Confidence swelling, I turned in my applications.
It took about a month for the rejections to start flowing in and by the Ides of March, I had received no’s from all but Colorado and New Mexico…and suffered a bad stomach bug. Brutal. Despite the odds, I felt hopeful.
During spring break, I ventured into the Adirondack Mountains to learn about the North Woods in my Winter Field Ecology class. It was a week to recharge my batteries, reconnect with nature, and replace phone time with human time. I made new friends who helped me see myself as an ecologist whether or not I got into any REU program. I felt loved, but deep down, I started to make plans to work at summer camp again.
At our last dinner, I caved and checked my phone. I found two emails: Colorado was a no, but the other was a kind message from Renée from Albuquerque. Enthused by my interests, she wanted to discuss opportunities at the Sevilleta Field Station.

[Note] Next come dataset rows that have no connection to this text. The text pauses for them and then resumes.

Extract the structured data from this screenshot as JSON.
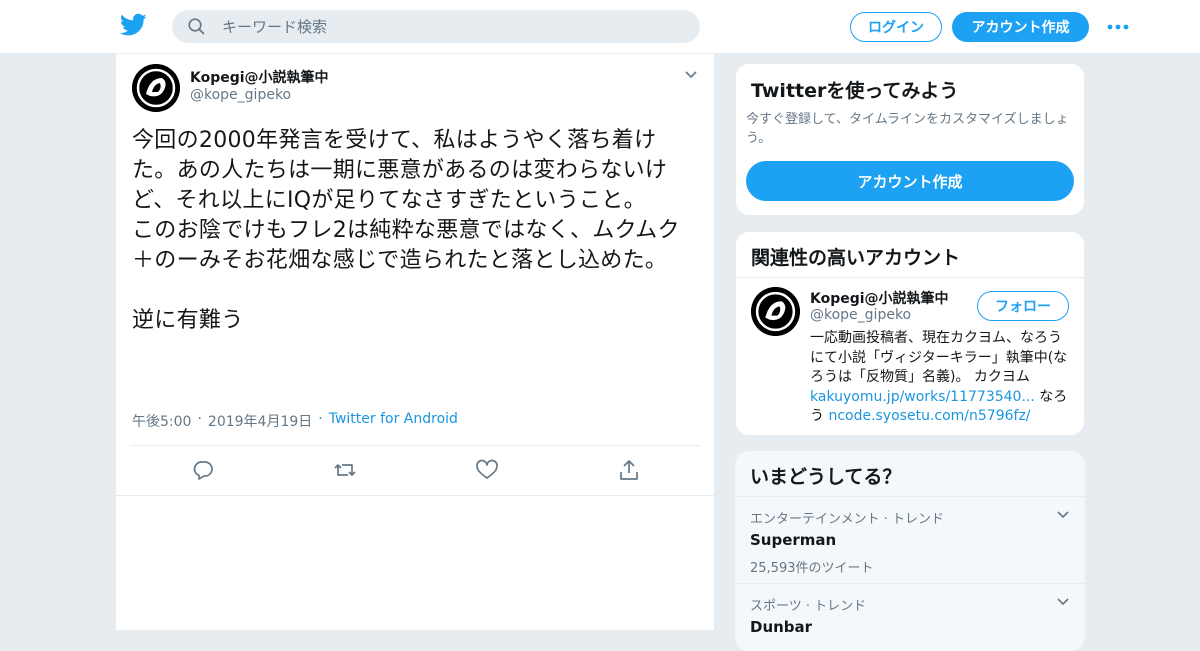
{
  "header": {
    "search_placeholder": "キーワード検索",
    "login_label": "ログイン",
    "signup_label": "アカウント作成"
  },
  "tweet": {
    "author_name": "Kopegi@小説執筆中",
    "author_handle": "@kope_gipeko",
    "text": "今回の2000年発言を受けて、私はようやく落ち着けた。あの人たちは一期に悪意があるのは変わらないけど、それ以上にIQが足りてなさすぎたということ。\nこのお陰でけもフレ2は純粋な悪意ではなく、ムクムク＋のーみそお花畑な感じで造られたと落とし込めた。\n\n逆に有難う",
    "time": "午後5:00",
    "date": "2019年4月19日",
    "source": "Twitter for Android",
    "sep": "·"
  },
  "signup_card": {
    "title": "Twitterを使ってみよう",
    "subtitle": "今すぐ登録して、タイムラインをカスタマイズしましょう。",
    "button_label": "アカウント作成"
  },
  "related_card": {
    "title": "関連性の高いアカウント",
    "name": "Kopegi@小説執筆中",
    "handle": "@kope_gipeko",
    "follow_label": "フォロー",
    "bio_text_1": "一応動画投稿者、現在カクヨム、なろうにて小説「ヴィジターキラー」執筆中(なろうは「反物質」名義)。 カクヨム",
    "bio_link_1": "kakuyomu.jp/works/11773540...",
    "bio_text_2": "なろう",
    "bio_link_2": "ncode.syosetu.com/n5796fz/"
  },
  "trends_card": {
    "title": "いまどうしてる？",
    "items": [
      {
        "context": "エンターテインメント · トレンド",
        "name": "Superman",
        "count": "25,593件のツイート"
      },
      {
        "context": "スポーツ · トレンド",
        "name": "Dunbar",
        "count": ""
      }
    ]
  },
  "colors": {
    "accent": "#1da1f2",
    "link": "#1b95e0",
    "muted": "#657786",
    "background": "#e6ecf0"
  },
  "icons": [
    "twitter-bird-icon",
    "search-icon",
    "more-icon",
    "chevron-down-icon",
    "reply-icon",
    "retweet-icon",
    "like-icon",
    "share-icon"
  ]
}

I jumped, replied with a message of affirmation, and celebrated with a snow angel.
The next week, erratic LX bus behavior left me frantic and late for my interview (nightmare). Renée understood, though, because I gave her a heads-up (reality). During the interview, when Renée asked if I had anything to share, I reflected on my day.

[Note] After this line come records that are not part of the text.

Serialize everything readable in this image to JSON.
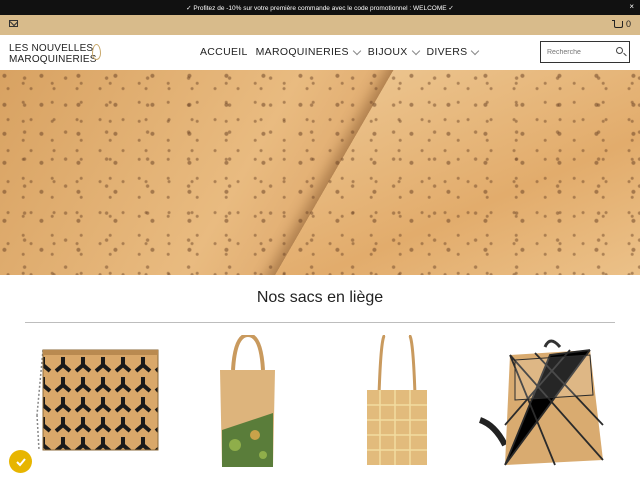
{
  "announcement": {
    "text": "✓ Profitez de -10% sur votre première commande avec le code promotionnel : WELCOME ✓",
    "close": "×"
  },
  "topbar": {
    "cart_count": "0"
  },
  "logo": {
    "line1": "LES NOUVELLES",
    "line2": "MAROQUINERIES"
  },
  "nav": {
    "items": [
      {
        "label": "ACCUEIL",
        "dropdown": false
      },
      {
        "label": "MAROQUINERIES",
        "dropdown": true
      },
      {
        "label": "BIJOUX",
        "dropdown": true
      },
      {
        "label": "DIVERS",
        "dropdown": true
      }
    ]
  },
  "search": {
    "placeholder": "Recherche"
  },
  "section": {
    "title": "Nos sacs en liège"
  },
  "badge": {
    "icon": "check-icon"
  }
}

“Life is a series of learning experiences and tolerance exercises. A few weeks ago, a stomach bug managed to mimic appendicitis and land me in the ER. Painful as it was, I learned what a CT scan is, what foods to eat when I’m sick to my stomach, and how to set obligations aside when I need to care for myself. Today, I sweat bullets on that bus. I thought my lateness was unacceptable. Through the panic, I practiced tolerance. It sucked, but life happens. I took a deep breath and did the adult thing. I communicated, I came late, and it was okay.”

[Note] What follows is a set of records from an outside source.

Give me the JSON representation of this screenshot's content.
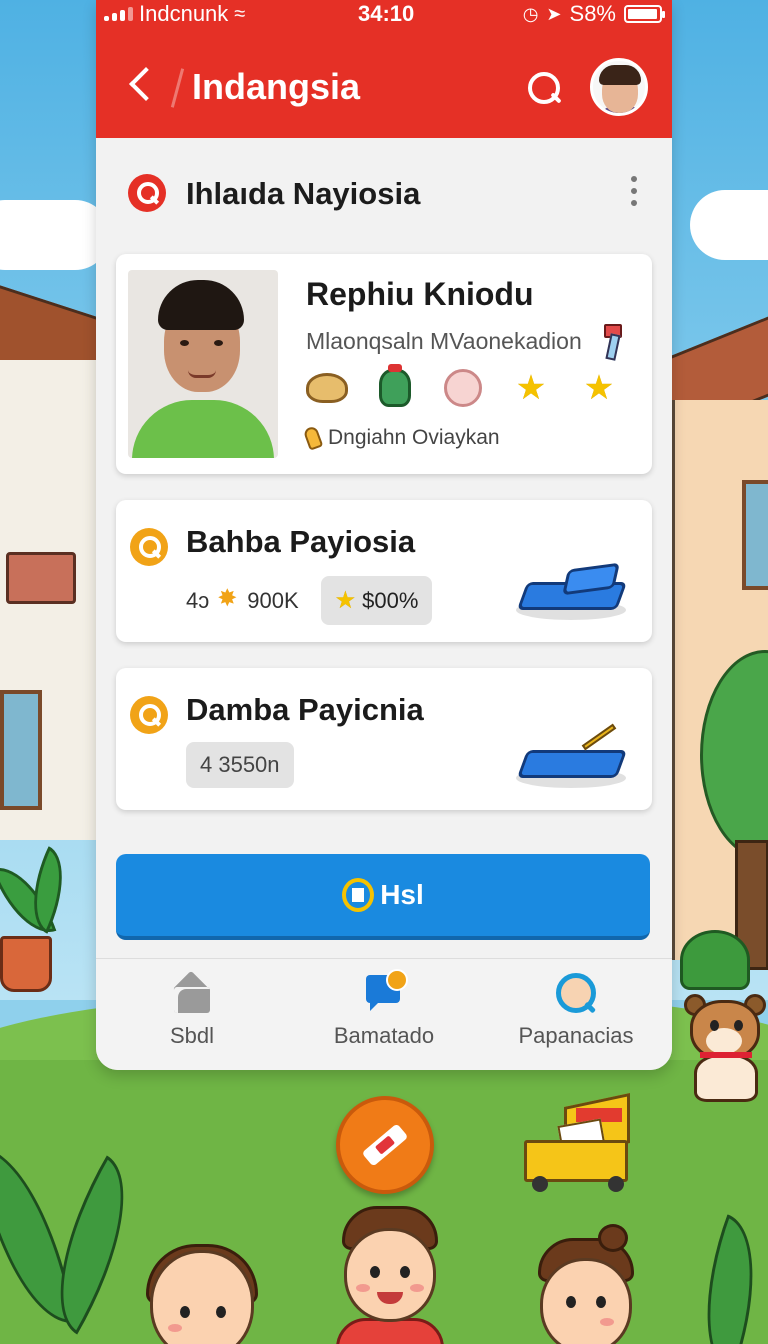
{
  "status_bar": {
    "carrier": "Indcnunk",
    "time": "34:10",
    "battery": "S8%",
    "battery_level": 0.95
  },
  "app_bar": {
    "title": "Indangsia",
    "back_icon": "chevron-left-icon",
    "search_icon": "search-icon",
    "avatar_icon": "avatar"
  },
  "section": {
    "title": "Ihlaıda Nayiosia",
    "menu_icon": "kebab-menu-icon"
  },
  "profile": {
    "name": "Rephiu Kniodu",
    "subtitle": "Mlaonqsaln MVaonekadion",
    "location": "Dngiahn Oviaykan",
    "badges": [
      "bread-icon",
      "pot-icon",
      "ball-icon",
      "star-icon",
      "star-icon"
    ]
  },
  "items": [
    {
      "title": "Bahba Payiosia",
      "count": "4ↄ",
      "amount": "900K",
      "chip": "$00%",
      "icon": "tray-icon"
    },
    {
      "title": "Damba Payicnia",
      "chip": "4 3550n",
      "icon": "tray-pen-icon"
    }
  ],
  "primary_button": {
    "label": "Hsl"
  },
  "bottom_nav": [
    {
      "label": "Sbdl",
      "icon": "home-icon"
    },
    {
      "label": "Bamatado",
      "icon": "chat-icon"
    },
    {
      "label": "Papanacias",
      "icon": "search-icon"
    }
  ],
  "colors": {
    "header_red": "#e53026",
    "button_blue": "#1a8ae0",
    "accent_orange": "#f1a317",
    "star_yellow": "#f5c200"
  }
}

Renée smiled and told me she’d be in touch.
Monday morning’s emails included a job offer from Renée. I replied with my acceptance, eager to reconvene and plan out my summer. My job would be all that I envisioned and more: I would work with a network of 15 long-term climate monitoring stations across the refuge, using their data to contextualize 40 years of vegetation changes over time. With spare time, I would also create a 360-degree VR photo tour to showcase the inner workings of the Sevilleta Long-Term Ecological Research program. It would be a beautiful mess of art, ecology, and history.
I was in my element–emotionally, intellectually, and spiritually. I became one with the desert on top of the mesa behind my house. I felt the kindness of my silly group of housemates. I witnessed the cool and heavy July rain nourish the drylands to a vibrant green. I learned that work can be play, that research can be a youthful adventure, and that desert shrubs can be thirsty. This was more than professional development; it was human development.
Because I legitimately enjoyed every second, I’ll carry it with me and apply it to my everyday life. My passion and pride stand out, eliminating fears of not living up to extrinsic expectations. I have the energy, so I may as well leave my own footprints.
I believe that this time of my life is all about taking risks, cultivating learning experiences, and growing through trial and error. I offer two final pieces of advice:
- If you’re considering applying to something to bolster your resume or LinkedIn, don’t. You won’t really be applying yourself at all; you’ll be applying someone else’s expectations. To apply yourself, follow YOUR heart to opportunities that fit YOUR passions.
- If you’re tempted to pile your plate with responsibilities and obligations to stand out in the crowd, don’t. You’ll only burn yourself out. Do what works for you and your confidence will be enough.
My desert friends fade in the rearview mirror. With my last few hours in New Mexico (for now) ahead of me, I dream about what’s next. Renée and I already planned to continue my project as a part of my honors capstone. I prepare to spend time at home, move into a new house with old friends, and venture into my fourth year at Rutgers. I melt into the seat, feeling the resonance among all I looked forward to. My next chapter awaits.
HOW TO APPLY: The NSF REU applications vary by host institution—most open in December or January.